# Homework Help: (n+1)!=(n+1)n! factorial problem

1. May 12, 2010

### ectrhoi

First of all apologize for my english, I'm french and I'll do my best to be understandable.

So my question is about factorials.
how do you manage to say that (n+1)!=(n+1)n! ? I tried to develop this but my brain is just not able to understand how I'm suppose to do. Could someone please show me how to develop them?

I'm actually doing a problem that requires me to "symplify" (is it the word?) (2n)! and (2(n+1))! and I'm stuck there.

2. May 12, 2010

### jbunniii

Re: Factorials

Just write out the factorial as a product:

$$n! = (n)(n-1)(n-2)\ldots(1)$$

$$(n+1)! = ?$$

3. May 12, 2010

### Staff: Mentor

Re: Factorials

You are doing very well. Your English is much better than my French, which is almost nonexistent.
(n + 1)! = (n + 1)*n*(n - 1)*(n - 2)*(n - 3)* ... * 4*3*2*1. Since n! = n*(n - 1)*(n - 2)*(n - 3)* ... * 4*3*2*1, it should be evident that](n + 1)! = (n + 1)*n!
The word is "simplify." (2n)! = (2n)(2n-1)(2n-2)(2n-3)...(n+1)(n)(n-1)(n-2)...(3)(2)(1). Note that this is not the same as 2n!, which is 2(n!). Can you continue from here?

4. May 12, 2010

### ectrhoi

Re: Factorials

From what I understood from the (n+1)!=(n+1)n! example I would develop (2n)! like this: (2n)(n)(n-1)(n-2)...(3)(2)(1) but obviously it isn't the case?

Thank you very much for your help, I'm feeling I'm on the way of understanding!

5. May 12, 2010

### Staff: Mentor

Re: Factorials

Right, that's not the case.
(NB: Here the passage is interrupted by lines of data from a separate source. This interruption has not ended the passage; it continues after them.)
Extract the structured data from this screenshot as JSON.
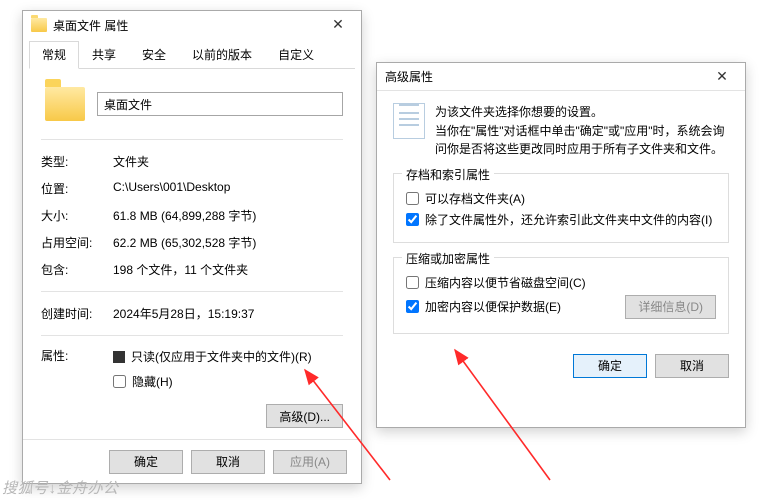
{
  "props": {
    "window_title": "桌面文件 属性",
    "tabs": [
      "常规",
      "共享",
      "安全",
      "以前的版本",
      "自定义"
    ],
    "name_value": "桌面文件",
    "type_label": "类型:",
    "type_value": "文件夹",
    "location_label": "位置:",
    "location_value": "C:\\Users\\001\\Desktop",
    "size_label": "大小:",
    "size_value": "61.8 MB (64,899,288 字节)",
    "sizeondisk_label": "占用空间:",
    "sizeondisk_value": "62.2 MB (65,302,528 字节)",
    "contains_label": "包含:",
    "contains_value": "198 个文件，11 个文件夹",
    "created_label": "创建时间:",
    "created_value": "2024年5月28日，15:19:37",
    "attr_label": "属性:",
    "readonly_label": "只读(仅应用于文件夹中的文件)(R)",
    "hidden_label": "隐藏(H)",
    "advanced_btn": "高级(D)...",
    "ok": "确定",
    "cancel": "取消",
    "apply": "应用(A)"
  },
  "adv": {
    "window_title": "高级属性",
    "intro1": "为该文件夹选择你想要的设置。",
    "intro2": "当你在\"属性\"对话框中单击\"确定\"或\"应用\"时，系统会询问你是否将这些更改同时应用于所有子文件夹和文件。",
    "group_archive": "存档和索引属性",
    "archive_label": "可以存档文件夹(A)",
    "index_label": "除了文件属性外，还允许索引此文件夹中文件的内容(I)",
    "group_encrypt": "压缩或加密属性",
    "compress_label": "压缩内容以便节省磁盘空间(C)",
    "encrypt_label": "加密内容以便保护数据(E)",
    "details_btn": "详细信息(D)",
    "ok": "确定",
    "cancel": "取消"
  },
  "watermark": "搜狐号↓金舟办公"
}
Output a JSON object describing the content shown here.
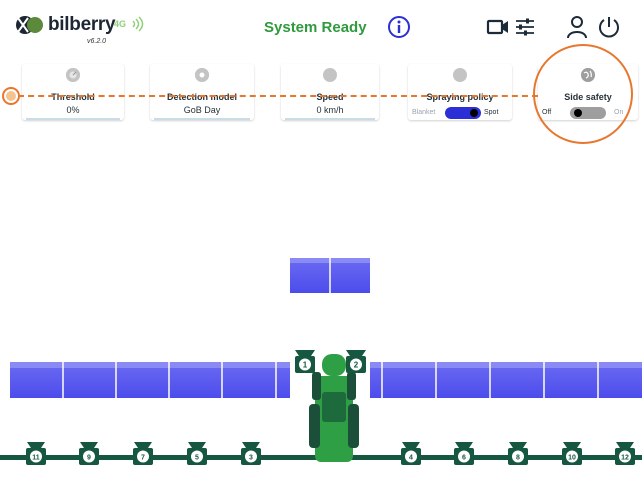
{
  "header": {
    "brand": "bilberry",
    "version": "v6.2.0",
    "network": "4G",
    "status": "System Ready",
    "icons": [
      "info-icon",
      "camera-icon",
      "settings-sliders-icon",
      "user-icon",
      "power-icon"
    ],
    "colors": {
      "status": "#2f9a3e",
      "network": "#8fd07a",
      "accent": "#2b2fd6"
    }
  },
  "cards": {
    "threshold": {
      "label": "Threshold",
      "value": "0%"
    },
    "detection_model": {
      "label": "Detection model",
      "value": "GoB Day"
    },
    "speed": {
      "label": "Speed",
      "value": "0 km/h"
    },
    "spraying_policy": {
      "label": "Spraying policy",
      "off_label": "Blanket",
      "on_label": "Spot",
      "state": "Spot"
    },
    "side_safety": {
      "label": "Side safety",
      "off_label": "Off",
      "on_label": "On",
      "state": "Off"
    }
  },
  "boom": {
    "camera_numbers_left": [
      "11",
      "9",
      "7",
      "5",
      "3"
    ],
    "camera_numbers_right": [
      "4",
      "6",
      "8",
      "10",
      "12"
    ],
    "center_cameras": [
      "1",
      "2"
    ],
    "colors": {
      "nozzle": "#5e5ef0",
      "boom_line": "#15573f",
      "tractor": "#2e9f45"
    }
  }
}
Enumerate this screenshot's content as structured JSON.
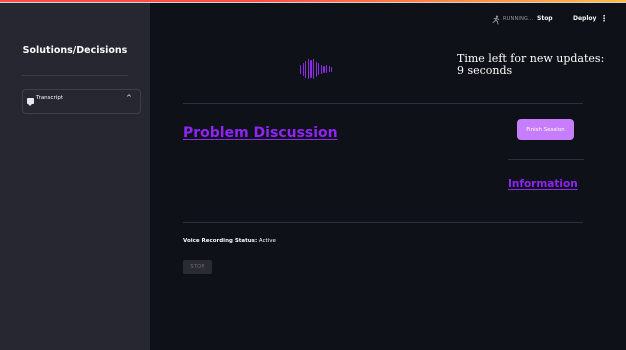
{
  "sidebar": {
    "title": "Solutions/Decisions",
    "expander": {
      "label": "Transcript",
      "chevron": "^",
      "icon": "chat-bubble-icon"
    }
  },
  "header": {
    "status": "RUNNING...",
    "stop_label": "Stop",
    "deploy_label": "Deploy",
    "menu_glyph": "⋮",
    "running_icon": "running-person-icon"
  },
  "main": {
    "time_left_label": "Time left for new updates:",
    "time_left_value": "9 seconds",
    "problem_heading": "Problem Discussion",
    "finish_label": "Finish Session",
    "info_heading": "Information",
    "status_label": "Voice Recording Status:",
    "status_value": "Active",
    "stop_recording_label": "STOP"
  },
  "colors": {
    "background": "#0e1117",
    "sidebar": "#262730",
    "accent": "#8e24f6",
    "button": "#c77dff"
  }
}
The expansion above is omitting all of the factors (2n-1)(2n-2)...(n+1)